Start of Extracted entries
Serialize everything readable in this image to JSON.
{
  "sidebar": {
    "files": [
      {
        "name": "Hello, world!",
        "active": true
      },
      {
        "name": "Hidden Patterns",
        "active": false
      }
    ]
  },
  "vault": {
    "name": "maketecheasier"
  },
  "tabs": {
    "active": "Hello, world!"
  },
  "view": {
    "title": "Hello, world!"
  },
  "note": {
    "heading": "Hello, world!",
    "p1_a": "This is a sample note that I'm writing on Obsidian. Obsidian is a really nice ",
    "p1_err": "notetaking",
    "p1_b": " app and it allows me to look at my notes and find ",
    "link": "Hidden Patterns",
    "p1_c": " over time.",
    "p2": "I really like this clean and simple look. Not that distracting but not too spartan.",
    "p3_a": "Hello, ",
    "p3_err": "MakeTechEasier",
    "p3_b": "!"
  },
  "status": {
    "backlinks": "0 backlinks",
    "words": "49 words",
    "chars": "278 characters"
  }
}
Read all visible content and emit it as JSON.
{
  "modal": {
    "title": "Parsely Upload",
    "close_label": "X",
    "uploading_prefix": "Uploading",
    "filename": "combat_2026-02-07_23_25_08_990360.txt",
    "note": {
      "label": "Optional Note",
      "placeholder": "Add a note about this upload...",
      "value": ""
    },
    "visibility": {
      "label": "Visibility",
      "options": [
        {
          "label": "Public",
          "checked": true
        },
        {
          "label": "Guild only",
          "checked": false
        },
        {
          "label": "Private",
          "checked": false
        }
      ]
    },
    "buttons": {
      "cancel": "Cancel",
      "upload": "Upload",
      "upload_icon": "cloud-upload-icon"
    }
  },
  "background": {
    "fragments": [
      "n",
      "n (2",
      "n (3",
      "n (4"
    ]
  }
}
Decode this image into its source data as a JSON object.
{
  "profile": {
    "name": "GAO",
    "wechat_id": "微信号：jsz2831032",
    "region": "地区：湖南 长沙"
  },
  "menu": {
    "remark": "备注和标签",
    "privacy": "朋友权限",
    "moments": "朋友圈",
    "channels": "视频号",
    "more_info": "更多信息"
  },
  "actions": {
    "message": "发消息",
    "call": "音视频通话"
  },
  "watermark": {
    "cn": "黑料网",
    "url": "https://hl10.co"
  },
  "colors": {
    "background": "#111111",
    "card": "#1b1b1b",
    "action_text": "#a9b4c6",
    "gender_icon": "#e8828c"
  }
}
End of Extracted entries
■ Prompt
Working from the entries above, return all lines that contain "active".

■ Your solution
        "active": true
        "active": false
    "active": "Hello, world!"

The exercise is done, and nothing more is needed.